BEGIN Records for processing

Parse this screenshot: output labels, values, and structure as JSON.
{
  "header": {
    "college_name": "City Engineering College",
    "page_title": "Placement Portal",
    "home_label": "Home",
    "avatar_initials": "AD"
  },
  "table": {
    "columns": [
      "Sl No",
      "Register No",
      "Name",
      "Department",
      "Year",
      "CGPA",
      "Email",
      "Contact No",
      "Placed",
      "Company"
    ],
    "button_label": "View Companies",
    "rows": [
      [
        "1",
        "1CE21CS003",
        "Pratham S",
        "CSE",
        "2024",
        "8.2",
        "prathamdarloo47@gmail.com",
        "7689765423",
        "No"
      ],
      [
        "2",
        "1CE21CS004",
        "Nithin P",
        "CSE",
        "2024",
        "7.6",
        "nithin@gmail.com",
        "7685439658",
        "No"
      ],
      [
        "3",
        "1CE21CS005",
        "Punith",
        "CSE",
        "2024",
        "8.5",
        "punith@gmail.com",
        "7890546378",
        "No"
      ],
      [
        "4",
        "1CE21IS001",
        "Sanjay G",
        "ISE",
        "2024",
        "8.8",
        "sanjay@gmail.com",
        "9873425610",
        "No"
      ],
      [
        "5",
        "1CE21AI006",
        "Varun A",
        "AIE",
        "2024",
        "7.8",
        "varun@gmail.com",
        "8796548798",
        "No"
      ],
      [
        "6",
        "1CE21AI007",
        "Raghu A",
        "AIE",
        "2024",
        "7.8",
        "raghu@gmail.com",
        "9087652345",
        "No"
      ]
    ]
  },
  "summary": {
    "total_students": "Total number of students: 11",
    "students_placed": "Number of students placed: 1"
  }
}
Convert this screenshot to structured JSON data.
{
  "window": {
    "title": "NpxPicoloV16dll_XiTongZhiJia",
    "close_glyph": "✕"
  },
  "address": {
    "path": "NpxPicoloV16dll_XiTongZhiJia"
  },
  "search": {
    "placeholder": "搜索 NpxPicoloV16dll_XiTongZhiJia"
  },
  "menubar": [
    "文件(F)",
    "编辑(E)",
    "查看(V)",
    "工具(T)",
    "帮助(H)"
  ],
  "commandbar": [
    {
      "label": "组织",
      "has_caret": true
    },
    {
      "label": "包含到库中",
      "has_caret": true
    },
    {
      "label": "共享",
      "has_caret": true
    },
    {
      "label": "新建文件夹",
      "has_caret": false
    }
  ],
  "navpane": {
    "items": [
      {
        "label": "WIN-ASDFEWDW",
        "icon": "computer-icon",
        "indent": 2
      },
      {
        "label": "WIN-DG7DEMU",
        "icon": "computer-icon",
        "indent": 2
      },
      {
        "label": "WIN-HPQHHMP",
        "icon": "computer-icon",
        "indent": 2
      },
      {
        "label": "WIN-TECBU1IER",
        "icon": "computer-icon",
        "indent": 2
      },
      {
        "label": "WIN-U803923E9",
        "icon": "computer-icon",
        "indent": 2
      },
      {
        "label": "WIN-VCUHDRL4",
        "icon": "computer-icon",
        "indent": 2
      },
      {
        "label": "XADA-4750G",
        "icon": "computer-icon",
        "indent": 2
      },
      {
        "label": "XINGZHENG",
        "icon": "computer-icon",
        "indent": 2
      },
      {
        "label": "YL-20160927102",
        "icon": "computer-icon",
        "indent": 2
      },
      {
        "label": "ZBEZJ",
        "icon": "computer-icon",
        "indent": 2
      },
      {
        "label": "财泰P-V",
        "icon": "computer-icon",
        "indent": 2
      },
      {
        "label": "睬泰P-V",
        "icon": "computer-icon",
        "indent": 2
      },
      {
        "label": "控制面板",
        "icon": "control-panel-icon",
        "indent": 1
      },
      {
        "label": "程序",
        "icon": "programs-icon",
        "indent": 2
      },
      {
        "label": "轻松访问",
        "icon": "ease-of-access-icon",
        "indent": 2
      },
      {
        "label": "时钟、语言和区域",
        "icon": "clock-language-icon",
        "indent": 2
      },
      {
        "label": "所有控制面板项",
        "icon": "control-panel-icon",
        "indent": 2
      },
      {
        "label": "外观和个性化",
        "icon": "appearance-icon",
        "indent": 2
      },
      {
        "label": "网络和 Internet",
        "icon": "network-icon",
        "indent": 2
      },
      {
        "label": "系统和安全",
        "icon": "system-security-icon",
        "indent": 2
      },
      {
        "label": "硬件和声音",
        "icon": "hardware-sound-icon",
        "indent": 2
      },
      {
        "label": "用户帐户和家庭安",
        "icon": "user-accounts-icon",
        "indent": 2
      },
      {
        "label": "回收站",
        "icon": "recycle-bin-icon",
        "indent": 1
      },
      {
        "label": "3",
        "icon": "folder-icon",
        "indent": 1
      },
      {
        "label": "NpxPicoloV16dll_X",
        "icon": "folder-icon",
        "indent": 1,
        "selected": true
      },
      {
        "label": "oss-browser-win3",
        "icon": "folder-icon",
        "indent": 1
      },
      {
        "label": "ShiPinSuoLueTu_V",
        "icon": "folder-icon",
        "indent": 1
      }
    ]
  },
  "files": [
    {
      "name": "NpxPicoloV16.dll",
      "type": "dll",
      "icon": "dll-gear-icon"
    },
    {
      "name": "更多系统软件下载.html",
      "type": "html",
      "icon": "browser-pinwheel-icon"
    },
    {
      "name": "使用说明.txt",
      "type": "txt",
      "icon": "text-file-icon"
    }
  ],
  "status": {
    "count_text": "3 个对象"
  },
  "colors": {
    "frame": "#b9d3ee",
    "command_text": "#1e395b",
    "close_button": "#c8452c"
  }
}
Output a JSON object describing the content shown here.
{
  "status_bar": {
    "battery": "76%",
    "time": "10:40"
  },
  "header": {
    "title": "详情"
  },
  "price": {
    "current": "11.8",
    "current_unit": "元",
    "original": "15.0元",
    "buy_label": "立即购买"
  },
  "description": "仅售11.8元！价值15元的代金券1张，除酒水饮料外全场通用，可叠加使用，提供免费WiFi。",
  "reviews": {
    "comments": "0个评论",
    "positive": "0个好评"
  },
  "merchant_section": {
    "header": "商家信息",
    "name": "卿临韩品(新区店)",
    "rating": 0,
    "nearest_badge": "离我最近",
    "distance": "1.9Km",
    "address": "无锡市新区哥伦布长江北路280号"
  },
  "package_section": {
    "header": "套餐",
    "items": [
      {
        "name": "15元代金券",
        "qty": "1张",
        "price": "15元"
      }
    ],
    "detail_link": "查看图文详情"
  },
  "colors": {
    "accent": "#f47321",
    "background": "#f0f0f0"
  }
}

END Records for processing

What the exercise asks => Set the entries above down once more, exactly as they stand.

Completed exercise =>
Parse this screenshot: output labels, values, and structure as JSON.
{
  "header": {
    "college_name": "City Engineering College",
    "page_title": "Placement Portal",
    "home_label": "Home",
    "avatar_initials": "AD"
  },
  "table": {
    "columns": [
      "Sl No",
      "Register No",
      "Name",
      "Department",
      "Year",
      "CGPA",
      "Email",
      "Contact No",
      "Placed",
      "Company"
    ],
    "button_label": "View Companies",
    "rows": [
      [
        "1",
        "1CE21CS003",
        "Pratham S",
        "CSE",
        "2024",
        "8.2",
        "prathamdarloo47@gmail.com",
        "7689765423",
        "No"
      ],
      [
        "2",
        "1CE21CS004",
        "Nithin P",
        "CSE",
        "2024",
        "7.6",
        "nithin@gmail.com",
        "7685439658",
        "No"
      ],
      [
        "3",
        "1CE21CS005",
        "Punith",
        "CSE",
        "2024",
        "8.5",
        "punith@gmail.com",
        "7890546378",
        "No"
      ],
      [
        "4",
        "1CE21IS001",
        "Sanjay G",
        "ISE",
        "2024",
        "8.8",
        "sanjay@gmail.com",
        "9873425610",
        "No"
      ],
      [
        "5",
        "1CE21AI006",
        "Varun A",
        "AIE",
        "2024",
        "7.8",
        "varun@gmail.com",
        "8796548798",
        "No"
      ],
      [
        "6",
        "1CE21AI007",
        "Raghu A",
        "AIE",
        "2024",
        "7.8",
        "raghu@gmail.com",
        "9087652345",
        "No"
      ]
    ]
  },
  "summary": {
    "total_students": "Total number of students: 11",
    "students_placed": "Number of students placed: 1"
  }
}
Convert this screenshot to structured JSON data.
{
  "window": {
    "title": "NpxPicoloV16dll_XiTongZhiJia",
    "close_glyph": "✕"
  },
  "address": {
    "path": "NpxPicoloV16dll_XiTongZhiJia"
  },
  "search": {
    "placeholder": "搜索 NpxPicoloV16dll_XiTongZhiJia"
  },
  "menubar": [
    "文件(F)",
    "编辑(E)",
    "查看(V)",
    "工具(T)",
    "帮助(H)"
  ],
  "commandbar": [
    {
      "label": "组织",
      "has_caret": true
    },
    {
      "label": "包含到库中",
      "has_caret": true
    },
    {
      "label": "共享",
      "has_caret": true
    },
    {
      "label": "新建文件夹",
      "has_caret": false
    }
  ],
  "navpane": {
    "items": [
      {
        "label": "WIN-ASDFEWDW",
        "icon": "computer-icon",
        "indent": 2
      },
      {
        "label": "WIN-DG7DEMU",
        "icon": "computer-icon",
        "indent": 2
      },
      {
        "label": "WIN-HPQHHMP",
        "icon": "computer-icon",
        "indent": 2
      },
      {
        "label": "WIN-TECBU1IER",
        "icon": "computer-icon",
        "indent": 2
      },
      {
        "label": "WIN-U803923E9",
        "icon": "computer-icon",
        "indent": 2
      },
      {
        "label": "WIN-VCUHDRL4",
        "icon": "computer-icon",
        "indent": 2
      },
      {
        "label": "XADA-4750G",
        "icon": "computer-icon",
        "indent": 2
      },
      {
        "label": "XINGZHENG",
        "icon": "computer-icon",
        "indent": 2
      },
      {
        "label": "YL-20160927102",
        "icon": "computer-icon",
        "indent": 2
      },
      {
        "label": "ZBEZJ",
        "icon": "computer-icon",
        "indent": 2
      },
      {
        "label": "财泰P-V",
        "icon": "computer-icon",
        "indent": 2
      },
      {
        "label": "睬泰P-V",
        "icon": "computer-icon",
        "indent": 2
      },
      {
        "label": "控制面板",
        "icon": "control-panel-icon",
        "indent": 1
      },
      {
        "label": "程序",
        "icon": "programs-icon",
        "indent": 2
      },
      {
        "label": "轻松访问",
        "icon": "ease-of-access-icon",
        "indent": 2
      },
      {
        "label": "时钟、语言和区域",
        "icon": "clock-language-icon",
        "indent": 2
      },
      {
        "label": "所有控制面板项",
        "icon": "control-panel-icon",
        "indent": 2
      },
      {
        "label": "外观和个性化",
        "icon": "appearance-icon",
        "indent": 2
      },
      {
        "label": "网络和 Internet",
        "icon": "network-icon",
        "indent": 2
      },
      {
        "label": "系统和安全",
        "icon": "system-security-icon",
        "indent": 2
      },
      {
        "label": "硬件和声音",
        "icon": "hardware-sound-icon",
        "indent": 2
      },
      {
        "label": "用户帐户和家庭安",
        "icon": "user-accounts-icon",
        "indent": 2
      },
      {
        "label": "回收站",
        "icon": "recycle-bin-icon",
        "indent": 1
      },
      {
        "label": "3",
        "icon": "folder-icon",
        "indent": 1
      },
      {
        "label": "NpxPicoloV16dll_X",
        "icon": "folder-icon",
        "indent": 1,
        "selected": true
      },
      {
        "label": "oss-browser-win3",
        "icon": "folder-icon",
        "indent": 1
      },
      {
        "label": "ShiPinSuoLueTu_V",
        "icon": "folder-icon",
        "indent": 1
      }
    ]
  },
  "files": [
    {
      "name": "NpxPicoloV16.dll",
      "type": "dll",
      "icon": "dll-gear-icon"
    },
    {
      "name": "更多系统软件下载.html",
      "type": "html",
      "icon": "browser-pinwheel-icon"
    },
    {
      "name": "使用说明.txt",
      "type": "txt",
      "icon": "text-file-icon"
    }
  ],
  "status": {
    "count_text": "3 个对象"
  },
  "colors": {
    "frame": "#b9d3ee",
    "command_text": "#1e395b",
    "close_button": "#c8452c"
  }
}
Output a JSON object describing the content shown here.
{
  "status_bar": {
    "battery": "76%",
    "time": "10:40"
  },
  "header": {
    "title": "详情"
  },
  "price": {
    "current": "11.8",
    "current_unit": "元",
    "original": "15.0元",
    "buy_label": "立即购买"
  },
  "description": "仅售11.8元！价值15元的代金券1张，除酒水饮料外全场通用，可叠加使用，提供免费WiFi。",
  "reviews": {
    "comments": "0个评论",
    "positive": "0个好评"
  },
  "merchant_section": {
    "header": "商家信息",
    "name": "卿临韩品(新区店)",
    "rating": 0,
    "nearest_badge": "离我最近",
    "distance": "1.9Km",
    "address": "无锡市新区哥伦布长江北路280号"
  },
  "package_section": {
    "header": "套餐",
    "items": [
      {
        "name": "15元代金券",
        "qty": "1张",
        "price": "15元"
      }
    ],
    "detail_link": "查看图文详情"
  },
  "colors": {
    "accent": "#f47321",
    "background": "#f0f0f0"
  }
}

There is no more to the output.